A year and a half ago I went to the LA Auto Show to look at Mazda’s Vision Coupe concept car. It was a design exercise by Mazda to guide their future showroom cars, and more interesting to me, they stated a deliberate intention to explore ideas that do not necessarily photograph well. They believed making these sculpted curves look interesting in motion and in person would be worthwhile even if they don’t look as good in pictures. I thought they did an admirable job, enough that I felt guilty documenting my observations on this blog where I could only post pictures.
So, with the caveat that these pictures don’t look as good as the real thing in person, I examine the first implementation. See how the wild ideas on a concept car survived translation to a production car on the dealership floor: the 2019 Mazda3 Sedan. These started trickling in to dealerships a few months ago, and a search of online inventory indicated a few were in stock at nearby Puente Hills Mazda. I stopped by to find a silver sedan in front for comparison against the concept car.
There were a few elements that were never going to make it into production: those gigantic wheels and tiny rearview mirrors being the first to go. However I was a little sad at some of the other changes. A few of Vision’s clean long lines have been broken up in the production car. One significant line traced from leading edge of hood, met base of windshield, and became bottom edge of the windows. On the production car, that hood crease climbed up on pillar, no longer lining up with bottom window edge. A separate line on the concept car started at headlights, curved over front wheels, stayed parallel to bottom edge of windows, and blended into tail lights. On the production car this line started up front but dropped off on driver’s door and faded away into nothing. Another line started from base of rear window and led to top edge of trunk. I would have liked to see those characters survive but the car still looks pretty good in their absence.

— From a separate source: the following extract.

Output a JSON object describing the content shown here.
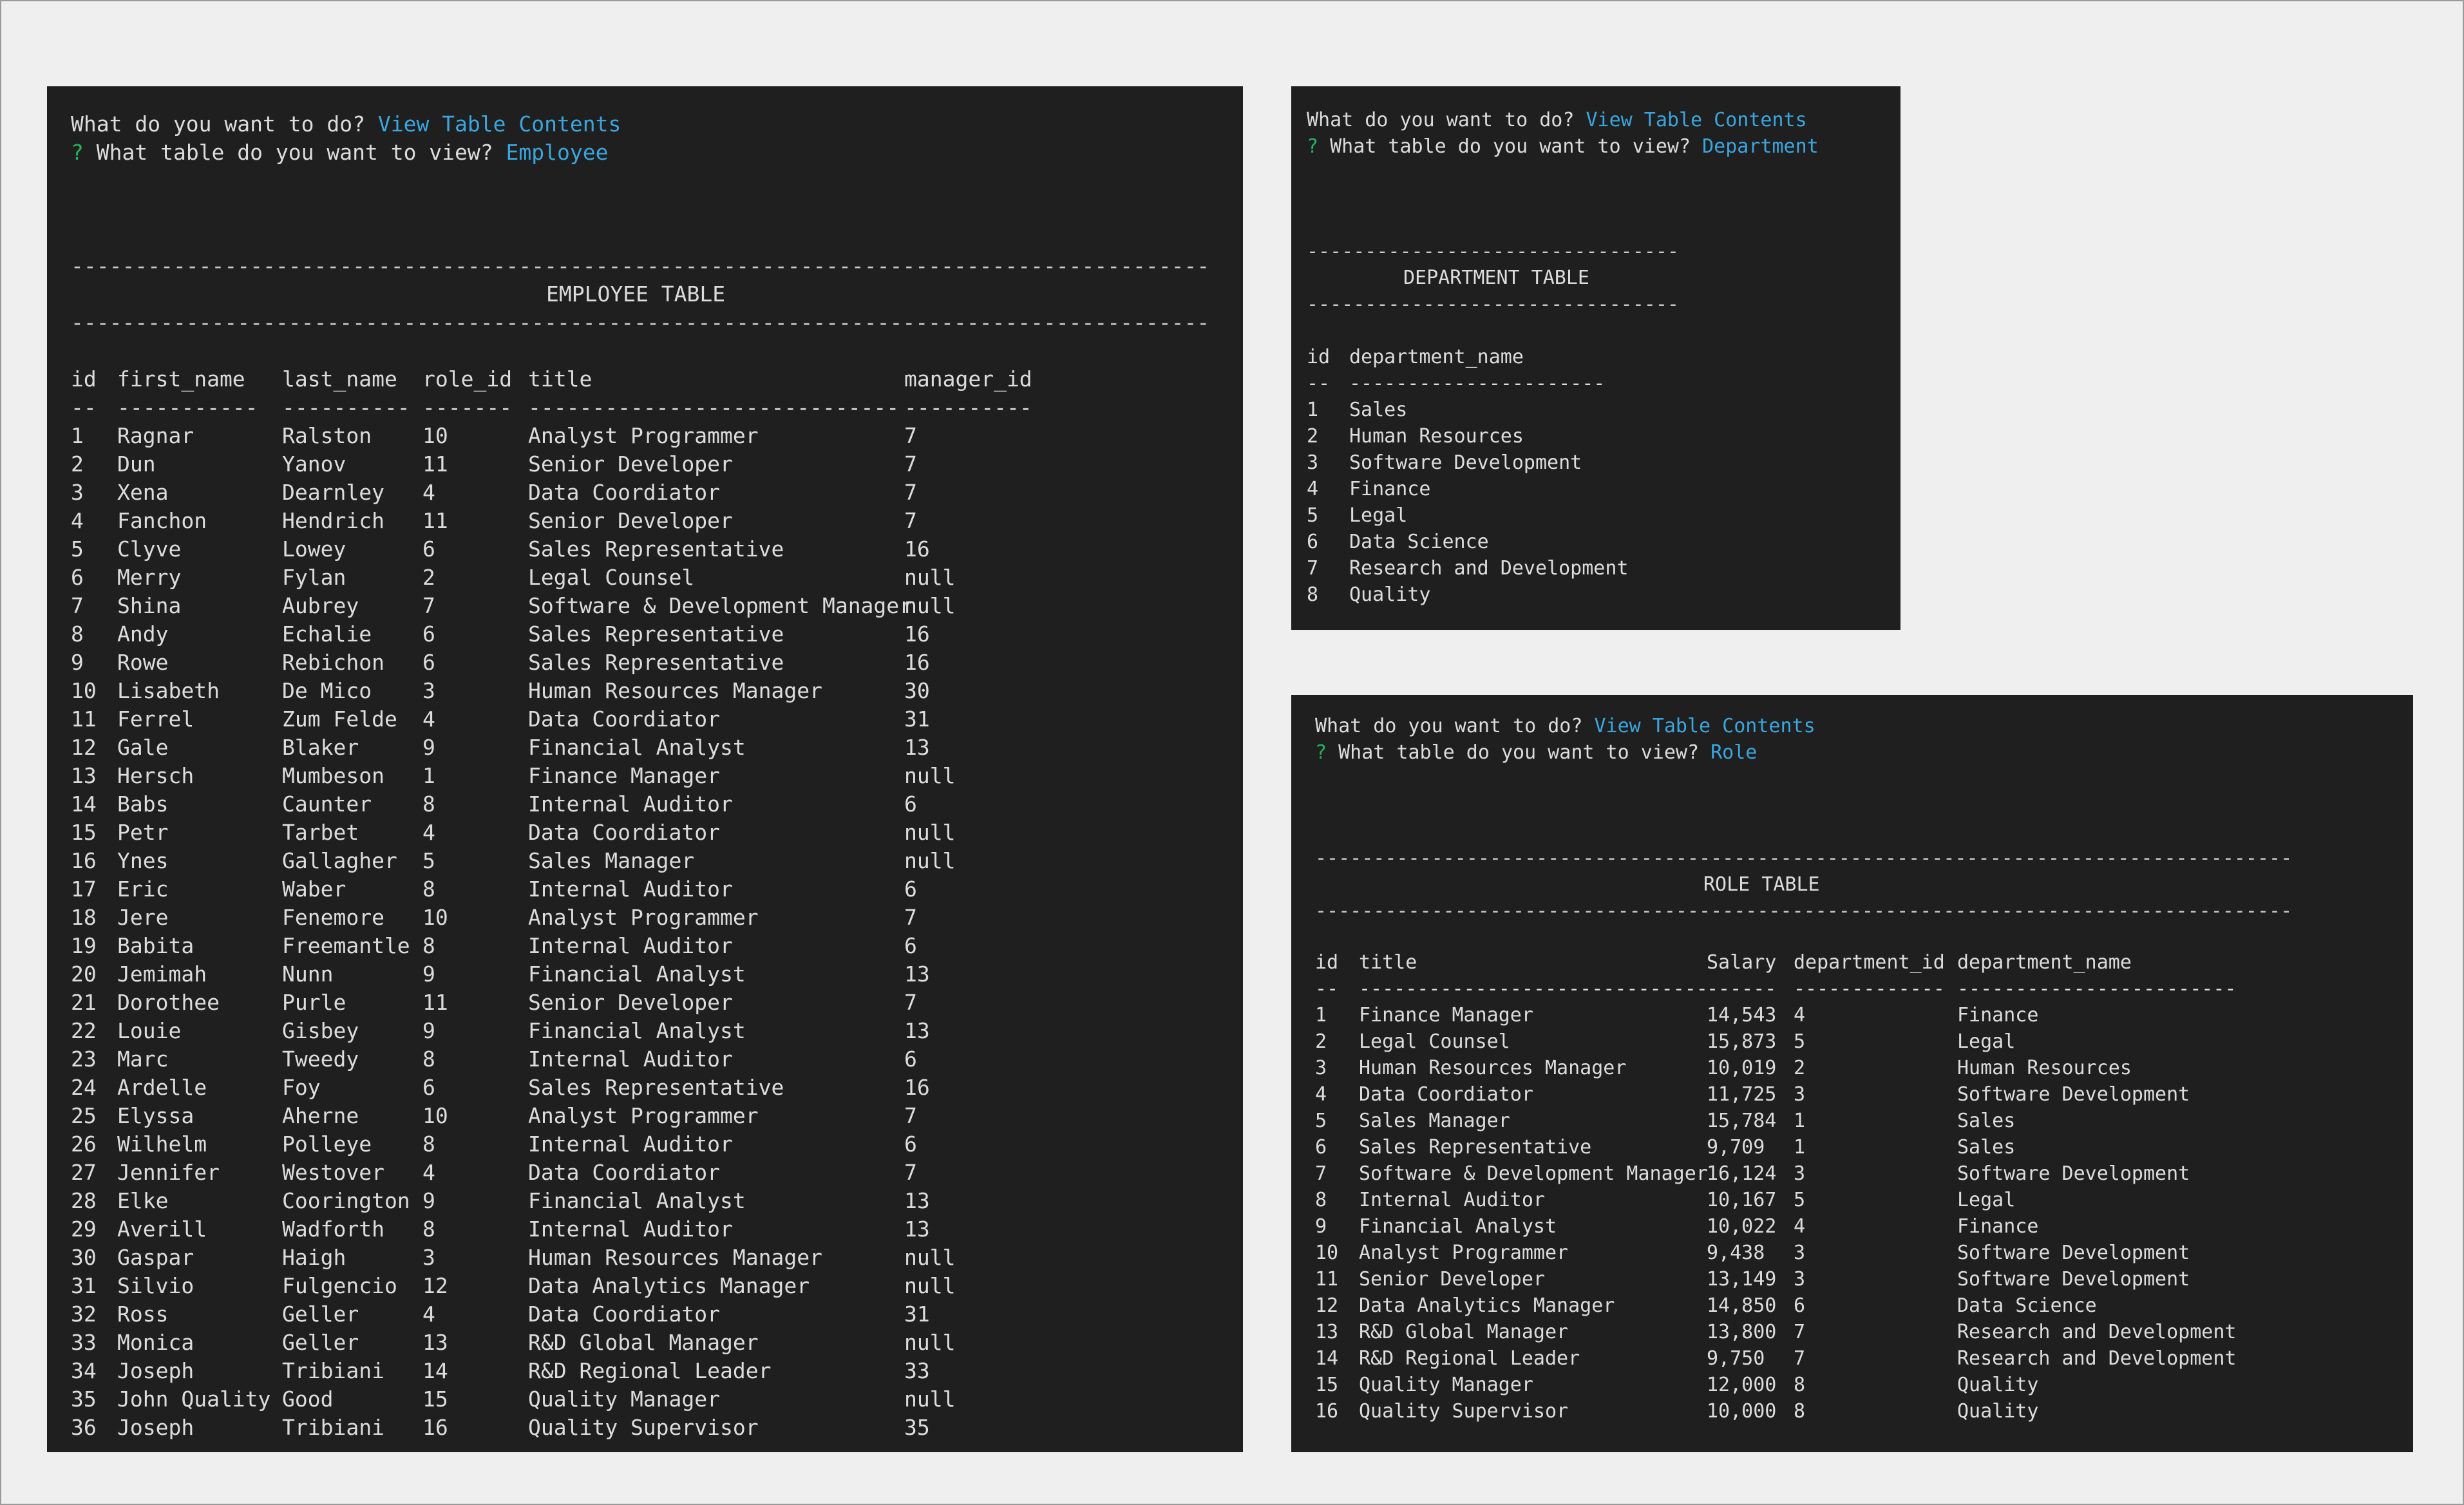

As expected, Vision’s dramatic LED headlights and surrounding visuals did not make it to production. Only the vaguest of hints are still present.
The tail lights fared a little better in translation, but only in comparison to the headlights. It did pick up central LED elements and added a few more, and the rocket nozzle kind of survived in the form of embossed grill shape and not a ring of LEDs. Big dramatic horizontal line mostly disappeared but a few segments of horizontal styling are still there.
As expected, Vision’s multi-layered three dimensional nose was sadly flattened to comply with pedestrian protection and crash safety laws.
Mazda is making an effort to move upstream, elevate themselves above the Toyota / Honda / Nissan product line but maybe not quite up to their Lexus / Acura / Infiniti luxury counterparts. Mazda has yet to earn my money in this effort, but their exterior styling team is certainly doing their part and doing it well.